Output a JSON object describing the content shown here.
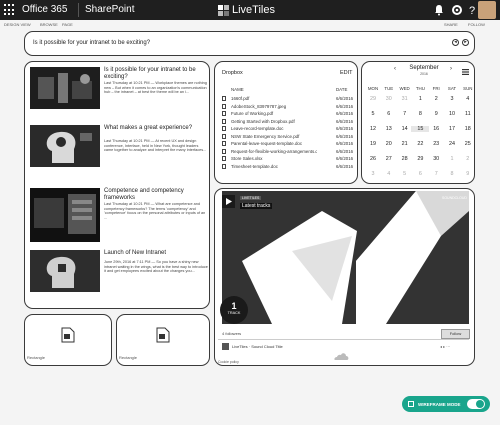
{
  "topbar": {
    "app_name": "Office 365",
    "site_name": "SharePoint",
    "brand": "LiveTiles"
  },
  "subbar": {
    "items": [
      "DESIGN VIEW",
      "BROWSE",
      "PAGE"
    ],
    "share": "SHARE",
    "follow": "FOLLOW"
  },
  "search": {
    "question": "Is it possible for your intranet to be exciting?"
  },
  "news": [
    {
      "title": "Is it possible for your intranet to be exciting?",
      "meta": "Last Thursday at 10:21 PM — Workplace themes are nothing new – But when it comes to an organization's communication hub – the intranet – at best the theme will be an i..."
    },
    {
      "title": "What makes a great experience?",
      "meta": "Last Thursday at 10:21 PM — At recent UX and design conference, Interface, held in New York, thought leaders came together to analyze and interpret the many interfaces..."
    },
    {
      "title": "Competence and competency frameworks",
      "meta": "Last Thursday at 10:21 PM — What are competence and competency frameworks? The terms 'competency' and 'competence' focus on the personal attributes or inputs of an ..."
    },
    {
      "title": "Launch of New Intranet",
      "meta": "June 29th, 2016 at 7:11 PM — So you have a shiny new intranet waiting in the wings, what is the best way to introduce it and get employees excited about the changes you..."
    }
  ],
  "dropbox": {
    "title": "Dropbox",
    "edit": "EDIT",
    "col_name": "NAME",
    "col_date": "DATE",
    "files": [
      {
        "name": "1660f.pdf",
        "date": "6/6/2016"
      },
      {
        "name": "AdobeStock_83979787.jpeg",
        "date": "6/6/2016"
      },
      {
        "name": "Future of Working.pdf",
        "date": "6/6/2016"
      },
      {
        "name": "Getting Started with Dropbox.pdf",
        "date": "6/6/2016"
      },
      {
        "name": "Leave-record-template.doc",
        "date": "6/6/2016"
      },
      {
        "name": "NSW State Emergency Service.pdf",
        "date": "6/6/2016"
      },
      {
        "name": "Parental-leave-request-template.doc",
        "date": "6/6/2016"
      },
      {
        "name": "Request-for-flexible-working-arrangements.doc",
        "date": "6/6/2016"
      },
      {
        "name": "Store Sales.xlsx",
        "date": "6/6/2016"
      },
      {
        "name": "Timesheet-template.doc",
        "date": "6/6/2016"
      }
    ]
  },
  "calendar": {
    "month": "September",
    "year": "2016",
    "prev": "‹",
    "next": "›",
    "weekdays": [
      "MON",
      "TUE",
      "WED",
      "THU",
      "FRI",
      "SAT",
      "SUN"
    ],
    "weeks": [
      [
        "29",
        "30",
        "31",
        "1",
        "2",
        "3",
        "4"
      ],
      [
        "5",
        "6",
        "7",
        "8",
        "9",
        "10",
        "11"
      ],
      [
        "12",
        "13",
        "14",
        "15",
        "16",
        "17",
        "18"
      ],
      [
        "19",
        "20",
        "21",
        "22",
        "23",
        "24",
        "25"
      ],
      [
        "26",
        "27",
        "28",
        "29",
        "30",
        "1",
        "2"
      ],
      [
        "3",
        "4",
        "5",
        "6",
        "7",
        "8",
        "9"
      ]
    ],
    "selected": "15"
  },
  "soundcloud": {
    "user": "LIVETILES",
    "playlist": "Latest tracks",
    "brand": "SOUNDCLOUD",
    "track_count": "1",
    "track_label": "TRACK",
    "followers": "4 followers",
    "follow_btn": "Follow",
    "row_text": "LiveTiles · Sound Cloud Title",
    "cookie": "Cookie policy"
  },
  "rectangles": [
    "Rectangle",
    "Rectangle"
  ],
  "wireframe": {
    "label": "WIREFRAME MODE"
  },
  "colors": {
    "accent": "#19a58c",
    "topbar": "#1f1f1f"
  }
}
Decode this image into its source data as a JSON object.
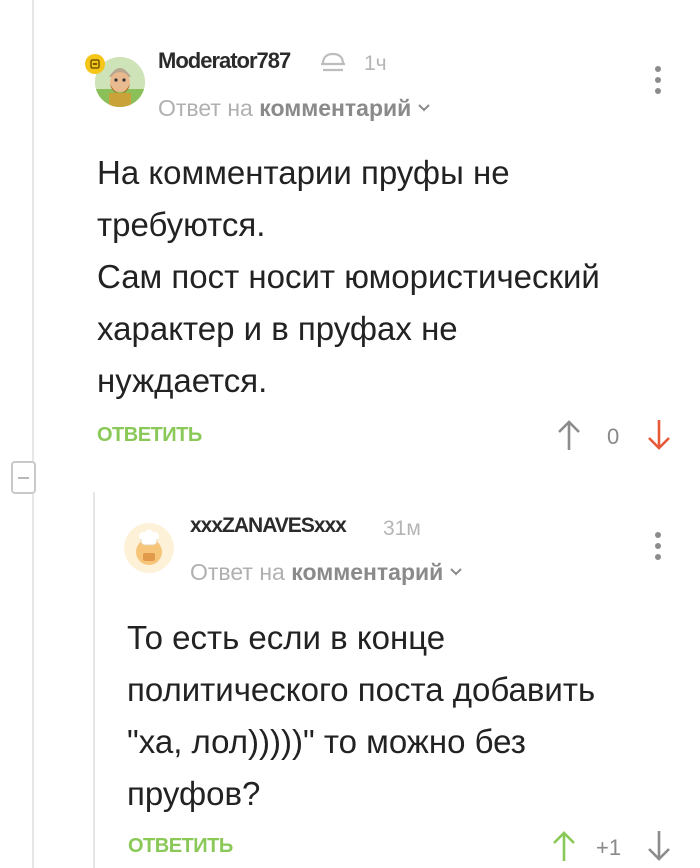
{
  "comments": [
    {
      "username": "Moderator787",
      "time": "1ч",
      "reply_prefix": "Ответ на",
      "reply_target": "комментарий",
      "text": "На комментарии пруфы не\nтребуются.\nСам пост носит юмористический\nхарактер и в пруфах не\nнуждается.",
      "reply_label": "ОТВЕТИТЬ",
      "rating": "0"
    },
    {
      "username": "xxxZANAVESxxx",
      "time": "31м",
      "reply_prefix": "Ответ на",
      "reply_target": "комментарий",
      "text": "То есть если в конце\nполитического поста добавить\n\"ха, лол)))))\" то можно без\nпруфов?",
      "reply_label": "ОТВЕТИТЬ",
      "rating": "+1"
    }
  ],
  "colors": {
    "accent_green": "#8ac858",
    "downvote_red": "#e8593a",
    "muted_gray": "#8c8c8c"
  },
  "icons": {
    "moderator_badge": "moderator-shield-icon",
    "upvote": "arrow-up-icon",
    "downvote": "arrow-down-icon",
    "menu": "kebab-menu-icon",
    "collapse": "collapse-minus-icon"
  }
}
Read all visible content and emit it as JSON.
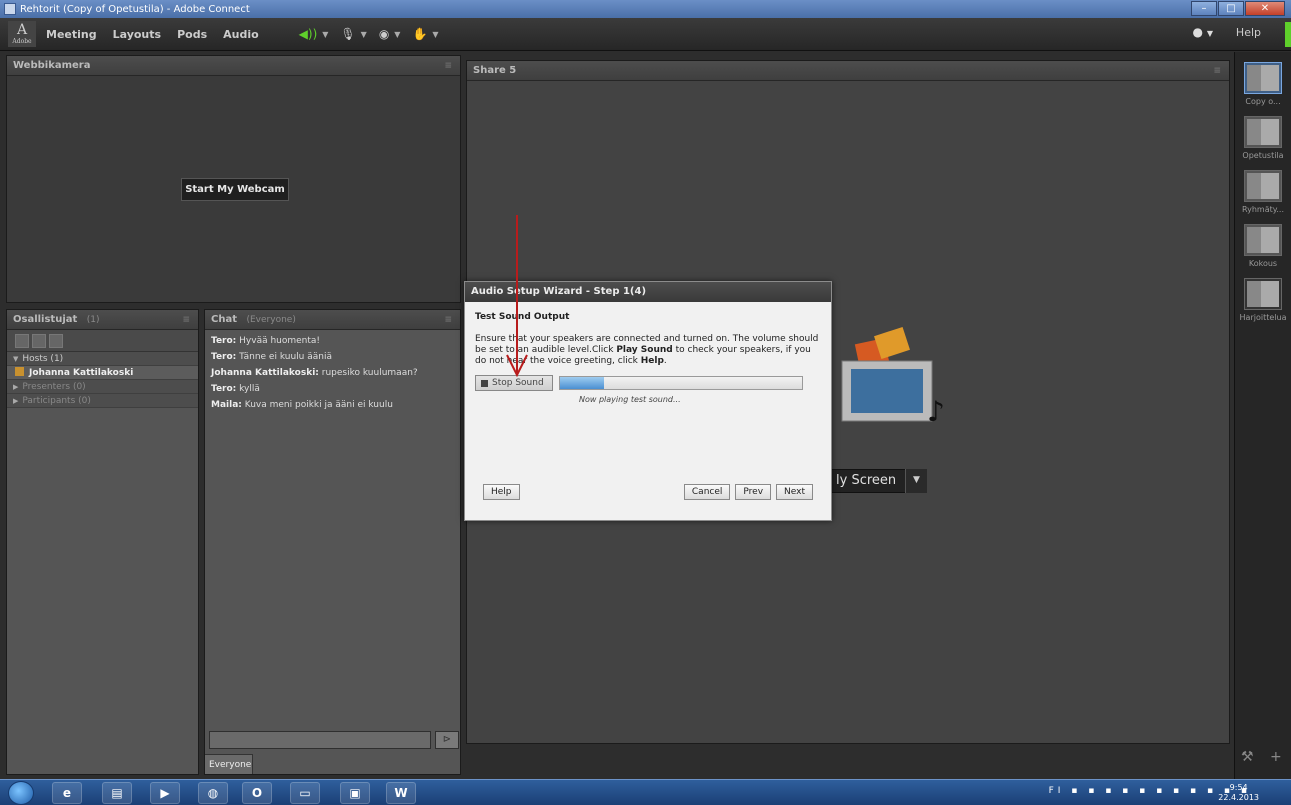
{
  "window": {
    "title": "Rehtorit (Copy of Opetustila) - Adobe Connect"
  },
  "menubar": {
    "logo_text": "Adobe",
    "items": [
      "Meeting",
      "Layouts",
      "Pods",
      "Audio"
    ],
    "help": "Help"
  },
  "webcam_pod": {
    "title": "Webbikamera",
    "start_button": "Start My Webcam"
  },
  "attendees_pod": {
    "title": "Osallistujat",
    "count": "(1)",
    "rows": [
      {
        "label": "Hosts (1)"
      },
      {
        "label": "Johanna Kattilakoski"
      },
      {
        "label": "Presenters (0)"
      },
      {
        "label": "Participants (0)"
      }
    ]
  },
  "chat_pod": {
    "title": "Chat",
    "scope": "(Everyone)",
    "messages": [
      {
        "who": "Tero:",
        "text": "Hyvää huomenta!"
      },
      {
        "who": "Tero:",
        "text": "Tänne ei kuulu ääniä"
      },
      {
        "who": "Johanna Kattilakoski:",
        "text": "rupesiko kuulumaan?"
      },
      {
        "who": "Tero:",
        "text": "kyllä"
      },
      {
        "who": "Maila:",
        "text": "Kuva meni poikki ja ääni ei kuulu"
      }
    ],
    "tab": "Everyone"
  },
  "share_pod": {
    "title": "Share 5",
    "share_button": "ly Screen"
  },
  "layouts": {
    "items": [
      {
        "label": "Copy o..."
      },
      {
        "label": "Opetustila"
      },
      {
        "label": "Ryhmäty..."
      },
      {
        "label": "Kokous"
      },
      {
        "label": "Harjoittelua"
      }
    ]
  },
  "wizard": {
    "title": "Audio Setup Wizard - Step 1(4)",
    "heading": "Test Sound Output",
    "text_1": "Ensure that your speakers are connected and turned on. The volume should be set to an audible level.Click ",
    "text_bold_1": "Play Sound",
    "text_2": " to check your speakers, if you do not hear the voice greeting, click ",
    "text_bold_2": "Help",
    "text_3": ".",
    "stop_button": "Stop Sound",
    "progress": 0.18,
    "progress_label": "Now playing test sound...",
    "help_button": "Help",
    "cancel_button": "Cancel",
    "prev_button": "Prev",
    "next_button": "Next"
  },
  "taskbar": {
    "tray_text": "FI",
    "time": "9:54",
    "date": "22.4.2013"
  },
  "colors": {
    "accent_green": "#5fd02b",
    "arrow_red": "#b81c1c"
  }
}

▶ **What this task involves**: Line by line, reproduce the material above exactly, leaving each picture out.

▶ **Answer box**:
Output a JSON object describing the content shown here.
{
  "topbar": {
    "app_name": "Office 365",
    "site_name": "SharePoint",
    "brand": "LiveTiles"
  },
  "subbar": {
    "items": [
      "DESIGN VIEW",
      "BROWSE",
      "PAGE"
    ],
    "share": "SHARE",
    "follow": "FOLLOW"
  },
  "search": {
    "question": "Is it possible for your intranet to be exciting?"
  },
  "news": [
    {
      "title": "Is it possible for your intranet to be exciting?",
      "meta": "Last Thursday at 10:21 PM — Workplace themes are nothing new – But when it comes to an organization's communication hub – the intranet – at best the theme will be an i..."
    },
    {
      "title": "What makes a great experience?",
      "meta": "Last Thursday at 10:21 PM — At recent UX and design conference, Interface, held in New York, thought leaders came together to analyze and interpret the many interfaces..."
    },
    {
      "title": "Competence and competency frameworks",
      "meta": "Last Thursday at 10:21 PM — What are competence and competency frameworks? The terms 'competency' and 'competence' focus on the personal attributes or inputs of an ..."
    },
    {
      "title": "Launch of New Intranet",
      "meta": "June 29th, 2016 at 7:11 PM — So you have a shiny new intranet waiting in the wings, what is the best way to introduce it and get employees excited about the changes you..."
    }
  ],
  "dropbox": {
    "title": "Dropbox",
    "edit": "EDIT",
    "col_name": "NAME",
    "col_date": "DATE",
    "files": [
      {
        "name": "1660f.pdf",
        "date": "6/6/2016"
      },
      {
        "name": "AdobeStock_83979787.jpeg",
        "date": "6/6/2016"
      },
      {
        "name": "Future of Working.pdf",
        "date": "6/6/2016"
      },
      {
        "name": "Getting Started with Dropbox.pdf",
        "date": "6/6/2016"
      },
      {
        "name": "Leave-record-template.doc",
        "date": "6/6/2016"
      },
      {
        "name": "NSW State Emergency Service.pdf",
        "date": "6/6/2016"
      },
      {
        "name": "Parental-leave-request-template.doc",
        "date": "6/6/2016"
      },
      {
        "name": "Request-for-flexible-working-arrangements.doc",
        "date": "6/6/2016"
      },
      {
        "name": "Store Sales.xlsx",
        "date": "6/6/2016"
      },
      {
        "name": "Timesheet-template.doc",
        "date": "6/6/2016"
      }
    ]
  },
  "calendar": {
    "month": "September",
    "year": "2016",
    "prev": "‹",
    "next": "›",
    "weekdays": [
      "MON",
      "TUE",
      "WED",
      "THU",
      "FRI",
      "SAT",
      "SUN"
    ],
    "weeks": [
      [
        "29",
        "30",
        "31",
        "1",
        "2",
        "3",
        "4"
      ],
      [
        "5",
        "6",
        "7",
        "8",
        "9",
        "10",
        "11"
      ],
      [
        "12",
        "13",
        "14",
        "15",
        "16",
        "17",
        "18"
      ],
      [
        "19",
        "20",
        "21",
        "22",
        "23",
        "24",
        "25"
      ],
      [
        "26",
        "27",
        "28",
        "29",
        "30",
        "1",
        "2"
      ],
      [
        "3",
        "4",
        "5",
        "6",
        "7",
        "8",
        "9"
      ]
    ],
    "selected": "15"
  },
  "soundcloud": {
    "user": "LIVETILES",
    "playlist": "Latest tracks",
    "brand": "SOUNDCLOUD",
    "track_count": "1",
    "track_label": "TRACK",
    "followers": "4 followers",
    "follow_btn": "Follow",
    "row_text": "LiveTiles · Sound Cloud Title",
    "cookie": "Cookie policy"
  },
  "rectangles": [
    "Rectangle",
    "Rectangle"
  ],
  "wireframe": {
    "label": "WIREFRAME MODE"
  },
  "colors": {
    "accent": "#19a58c",
    "topbar": "#1f1f1f"
  }
}
Decode this image into its source data as a JSON object.
{
  "comments": [
    {
      "username": "Moderator787",
      "time": "1ч",
      "reply_prefix": "Ответ на",
      "reply_target": "комментарий",
      "text": "На комментарии пруфы не\nтребуются.\nСам пост носит юмористический\nхарактер и в пруфах не\nнуждается.",
      "reply_label": "ОТВЕТИТЬ",
      "rating": "0"
    },
    {
      "username": "xxxZANAVESxxx",
      "time": "31м",
      "reply_prefix": "Ответ на",
      "reply_target": "комментарий",
      "text": "То есть если в конце\nполитического поста добавить\n\"ха, лол)))))\" то можно без\nпруфов?",
      "reply_label": "ОТВЕТИТЬ",
      "rating": "+1"
    }
  ],
  "colors": {
    "accent_green": "#8ac858",
    "downvote_red": "#e8593a",
    "muted_gray": "#8c8c8c"
  },
  "icons": {
    "moderator_badge": "moderator-shield-icon",
    "upvote": "arrow-up-icon",
    "downvote": "arrow-down-icon",
    "menu": "kebab-menu-icon",
    "collapse": "collapse-minus-icon"
  }
}
Read all visible content and emit it as JSON.
{
  "window": {
    "title": "Rehtorit (Copy of Opetustila) - Adobe Connect"
  },
  "menubar": {
    "logo_text": "Adobe",
    "items": [
      "Meeting",
      "Layouts",
      "Pods",
      "Audio"
    ],
    "help": "Help"
  },
  "webcam_pod": {
    "title": "Webbikamera",
    "start_button": "Start My Webcam"
  },
  "attendees_pod": {
    "title": "Osallistujat",
    "count": "(1)",
    "rows": [
      {
        "label": "Hosts (1)"
      },
      {
        "label": "Johanna Kattilakoski"
      },
      {
        "label": "Presenters (0)"
      },
      {
        "label": "Participants (0)"
      }
    ]
  },
  "chat_pod": {
    "title": "Chat",
    "scope": "(Everyone)",
    "messages": [
      {
        "who": "Tero:",
        "text": "Hyvää huomenta!"
      },
      {
        "who": "Tero:",
        "text": "Tänne ei kuulu ääniä"
      },
      {
        "who": "Johanna Kattilakoski:",
        "text": "rupesiko kuulumaan?"
      },
      {
        "who": "Tero:",
        "text": "kyllä"
      },
      {
        "who": "Maila:",
        "text": "Kuva meni poikki ja ääni ei kuulu"
      }
    ],
    "tab": "Everyone"
  },
  "share_pod": {
    "title": "Share 5",
    "share_button": "ly Screen"
  },
  "layouts": {
    "items": [
      {
        "label": "Copy o..."
      },
      {
        "label": "Opetustila"
      },
      {
        "label": "Ryhmäty..."
      },
      {
        "label": "Kokous"
      },
      {
        "label": "Harjoittelua"
      }
    ]
  },
  "wizard": {
    "title": "Audio Setup Wizard - Step 1(4)",
    "heading": "Test Sound Output",
    "text_1": "Ensure that your speakers are connected and turned on. The volume should be set to an audible level.Click ",
    "text_bold_1": "Play Sound",
    "text_2": " to check your speakers, if you do not hear the voice greeting, click ",
    "text_bold_2": "Help",
    "text_3": ".",
    "stop_button": "Stop Sound",
    "progress": 0.18,
    "progress_label": "Now playing test sound...",
    "help_button": "Help",
    "cancel_button": "Cancel",
    "prev_button": "Prev",
    "next_button": "Next"
  },
  "taskbar": {
    "tray_text": "FI",
    "time": "9:54",
    "date": "22.4.2013"
  },
  "colors": {
    "accent_green": "#5fd02b",
    "arrow_red": "#b81c1c"
  }
}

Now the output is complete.